The team stressed “substantial uncertainty”.
Professor David Heymann, also from the LSHTM, previously told Yahoo UK basic reproduction numbers “change daily as new information comes in”.
While an R number of three may not sound particularly high, those three people would infect three others, who would infect an additional three individuals, and so on.
Patient numbers would therefore start to climb very quickly.
The aim of the lockdown is to bring the R number to less than one.
If the basic reproduction number is more than one, an outbreak grows. If it is one, an outbreak plateaus and if it is less than one, an outbreak dies out.
Modellers at Imperial College London are attempting to calculate the coronavirus’ R number, estimating it at around 0.7 in the community.
This will be higher in different settings. For example, “hot spots” like hospitals and care homes will have a greater R.
Coronavirus: How does the ‘R’ number affect lockdown?

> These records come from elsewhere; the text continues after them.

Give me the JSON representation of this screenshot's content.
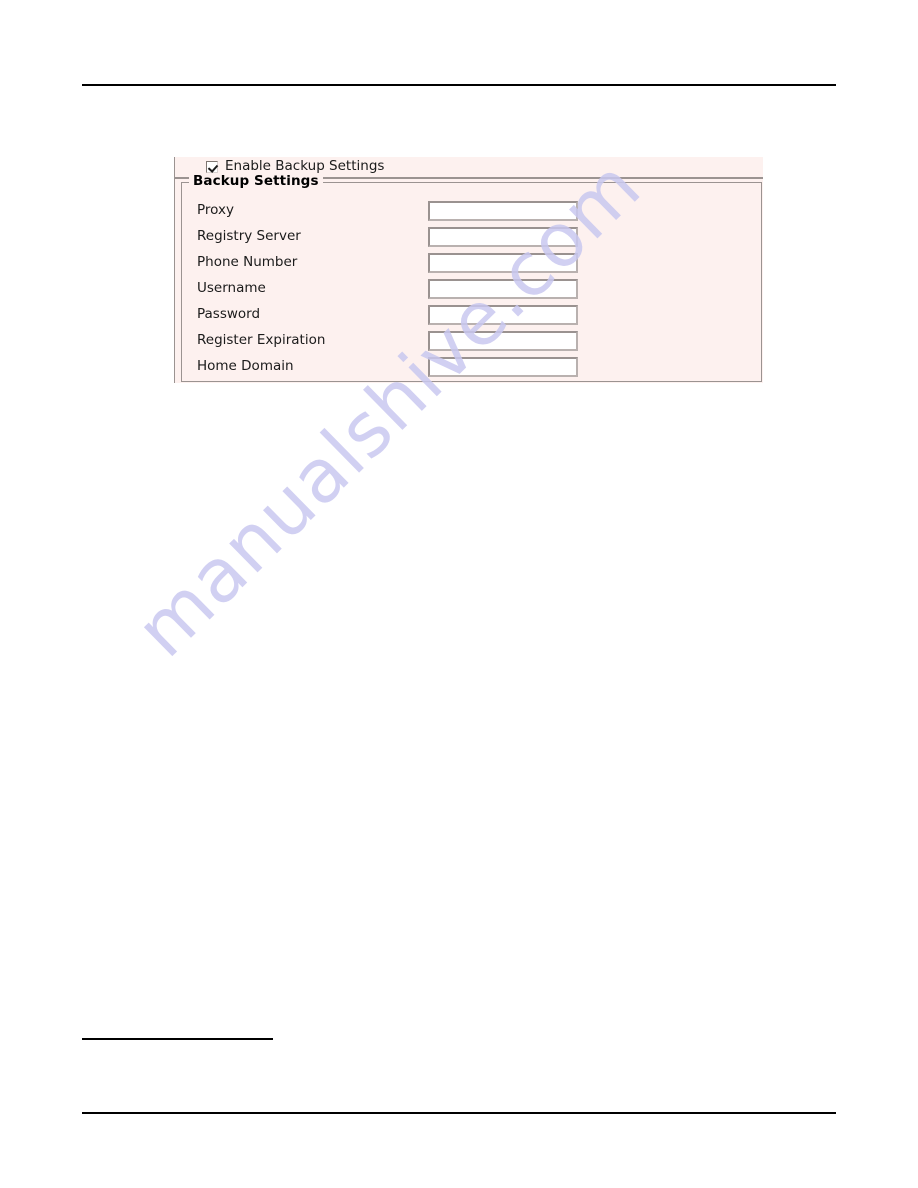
{
  "page": {
    "background_color": "#ffffff",
    "rule_color": "#000000"
  },
  "watermark": {
    "text": "manualshive.com",
    "color": "#c9c8f0"
  },
  "ui_screenshot": {
    "panel_background": "#fdf1ef",
    "border_color": "#9b9391",
    "enable_checkbox": {
      "label": "Enable Backup Settings",
      "checked": true,
      "state_glyph": "checkmark-icon"
    },
    "group": {
      "title": "Backup Settings",
      "fields": [
        {
          "label": "Proxy",
          "value": "",
          "placeholder": ""
        },
        {
          "label": "Registry Server",
          "value": "",
          "placeholder": ""
        },
        {
          "label": "Phone Number",
          "value": "",
          "placeholder": ""
        },
        {
          "label": "Username",
          "value": "",
          "placeholder": ""
        },
        {
          "label": "Password",
          "value": "",
          "placeholder": ""
        },
        {
          "label": "Register Expiration",
          "value": "",
          "placeholder": ""
        },
        {
          "label": "Home Domain",
          "value": "",
          "placeholder": ""
        }
      ]
    }
  }
}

The challenge with lifting the lockdown is the R number could creep back up.
“It doesn't give you a lot of room to play with [to keep the number below one],” Dr Adam Kucharski from the LSHTM told the BBC.
The coronavirus’ R number in Germany was said to be 0.7 at the beginning of April. It reportedly increased, before dropping again to 0.75.
“The number should stay below one, that is the big goal,” Professor Lothar Wieler from the Robert Koch Institute, Berlin, told the BBC.
When it comes to lifting restrictions, scientists must gauge what measures will affect the R number the least. For example, allowing children back to school versus reopening offices.
Another concern is “lockdown fatigue” will cause people to be more flippant when it comes to social distancing, resulting in the R number rising.
Testing for antibodies, a sign a person has already overcome the coronavirus and is immune, would allow officials to suppress the R number in a less disruptive way.
The government is reportedly on the verge of meeting its 100,000 tests a day target.
A vaccine would also bring the basic reproduction number down by creating herd immunity.
Scientists around the world are racing to develop a jab, however, many have been honest from the beginning a vaccine will not be ready for this outbreak.
One could become available, however, if the infection becomes seasonal, like flu.
What is the coronavirus?
The coronavirus is one of seven strains of a virus class that are known to infect humans.
Others cause everything from the common cold to severe acute respiratory syndrome (Sars), which killed 774 people during its 2002/3 outbreak.
Since the outbreak was identified, more than 3.2 million cases have been confirmed worldwide, according to Johns Hopkins University.
Of these cases, over one million are known to have “recovered”.
Globally, the death toll has exceeded 233,500.
The coronavirus mainly spreads face to face via infected droplets expelled in a cough or sneeze.
The coronavirus has no “set” treatment, with most patients naturally fighting off the infection.
Those requiring hospitalisation are given “supportive care”, like ventilation, while their immune system gets to work.
Officials have urged people to ward off infection by washing their hands regularly and maintaining social distancing.